The Sayegh laboratory's research interests include the direct and indirect pathways of allorecognition in rejection and tolerance. In the direct pathway, T-cells recognize intact allo-MCH molecules on the surface of donor cells. Proteins, including MCH molecules, bound into the groove of the MCH appear to play an important role in this process. In the indirect pathway, T-cells recognize processed alloantigens presented as peptides by the recipient's antigen-presenting cells (APCs). The lab has demonstrated that the indirect pathway occurs during allograft and xenograft rejection. Thus, it plays an important role in the rejection process, particularly in chronic rejection.
Sayegh's team is also investigating the role of T-cell costimulation in transplantation and autoimmune diseases. They are focuising on the role of CD28-B7 and CD40-CD40L families of costimulatory molecules, not only in allograft rejection but also in diabetes and other autoimmune diseases. They are also exploring ways of blocking these pathways to prevent acute rejection, treat chronic rejection, and treat autoimmune diseases.
About Mohamed Sayegh
Dr. Sayegh received his medical degree from American University of Beirut, Lebanon, and completed an internship and residency at the Cleveland Clinic Foundation. He was a postdoctoral fellow in nephrology at Brigham and Women's Hospital in Boston and is also a member of the renal division at that institution.
He has received the National Kidney Foundation Clinician Scientist Award and the American Society of Transplantation Young Scientist Award.

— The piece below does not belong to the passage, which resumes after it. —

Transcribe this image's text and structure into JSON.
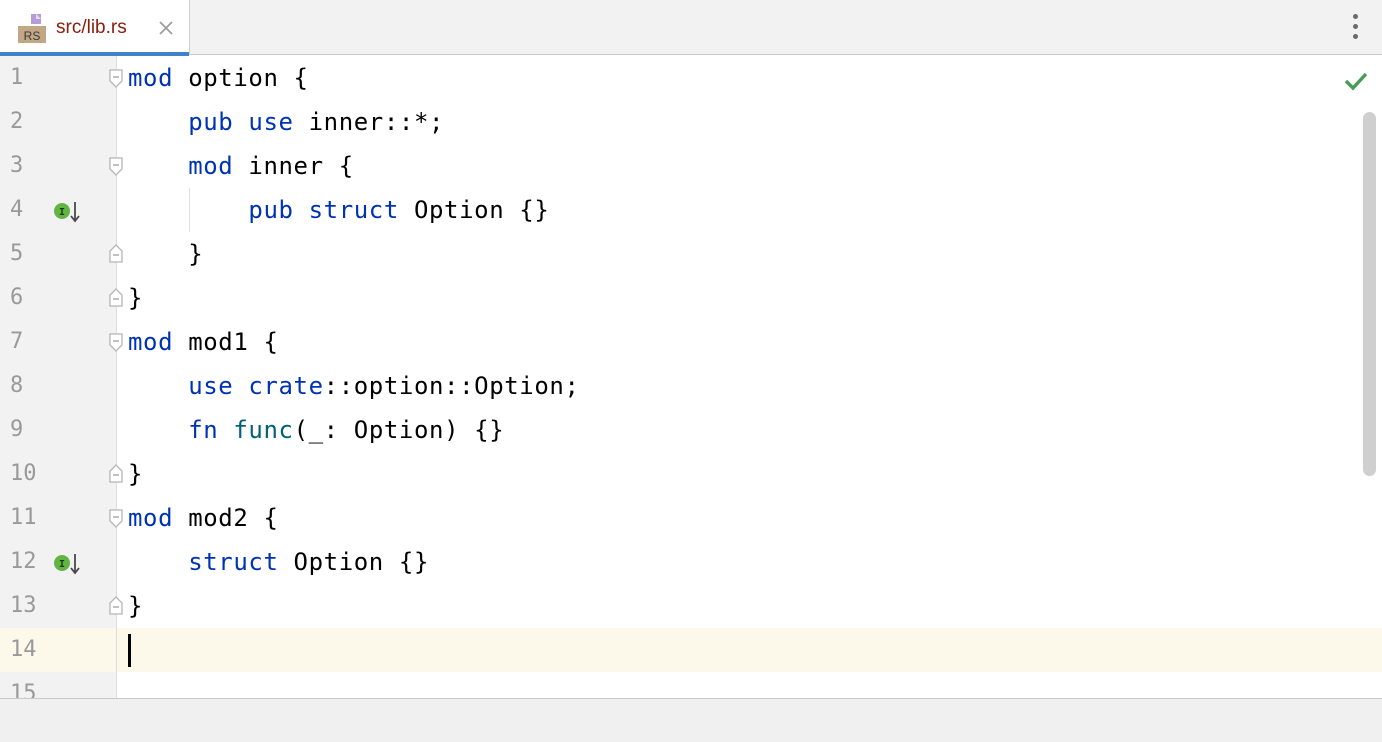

He is Past President of the American Society of Transplantation.
- Kishimoto K, Sandner S, Imitola J, Sho M, Li Y, Langmuir PB, Rothstein DM, Strom TB, Turka LA, Sayegh MH. Differing roles of Th1 cytokines and T cell death in transplant tolerance as a function of the alloreactive T cell clone size. Journal of Clinical Investigation 2002; 109: 1471-1477.

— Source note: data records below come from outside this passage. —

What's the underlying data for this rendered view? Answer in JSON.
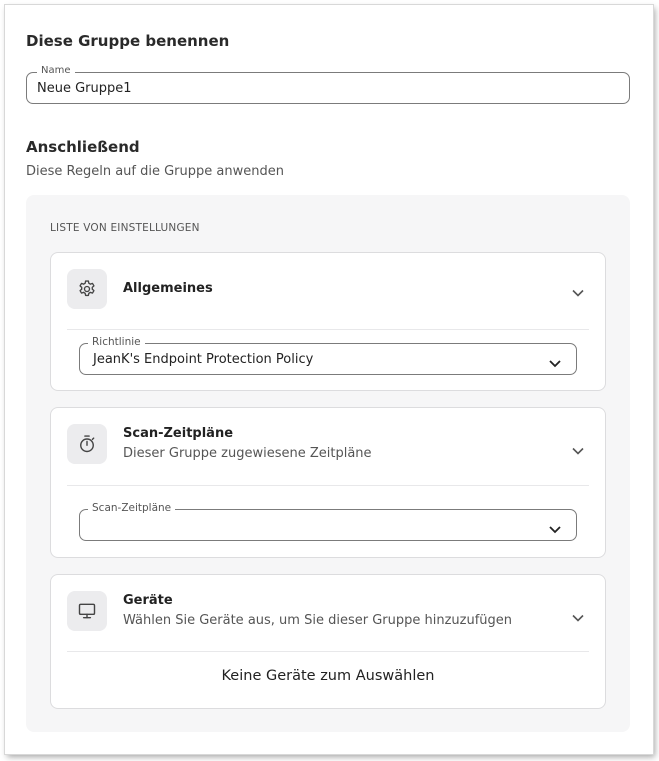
{
  "title": "Diese Gruppe benennen",
  "name_field": {
    "legend": "Name",
    "value": "Neue Gruppe1"
  },
  "subsection": {
    "title": "Anschließend",
    "description": "Diese Regeln auf die Gruppe anwenden"
  },
  "settings": {
    "label": "LISTE VON EINSTELLUNGEN",
    "general": {
      "title": "Allgemeines",
      "icon": "gear-icon",
      "policy": {
        "legend": "Richtlinie",
        "value": "JeanK's Endpoint Protection Policy"
      }
    },
    "schedules": {
      "title": "Scan-Zeitpläne",
      "description": "Dieser Gruppe zugewiesene Zeitpläne",
      "icon": "stopwatch-icon",
      "select": {
        "legend": "Scan-Zeitpläne",
        "value": ""
      }
    },
    "devices": {
      "title": "Geräte",
      "description": "Wählen Sie Geräte aus, um Sie dieser Gruppe hinzuzufügen",
      "icon": "monitor-icon",
      "empty_message": "Keine Geräte zum Auswählen"
    }
  }
}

- Makhlouf L, Kishimoto K, Smith RN, Abdi R, Koulmanda M, Winn HJ, Auchincloss H. Jr., Sayegh MH. The role of autoimmunity in islet allograft destruction: MHC class II matching is necessary for autoimmune destruction of allogeneic islet transplants after T cell costimulatory blockade. Diabetes 2002; 51: 3202-3210.
- Yuan X, Salama AD, Dong V, Schmitt I, Najafian N, Chandraker A, Akiba H, Yagita H, Sayegh MH. The role of the CD134-CD134L costimulatory pathway in alloimmune responses in vivo. Journal of Immunology 2003; 17: 2949-2955.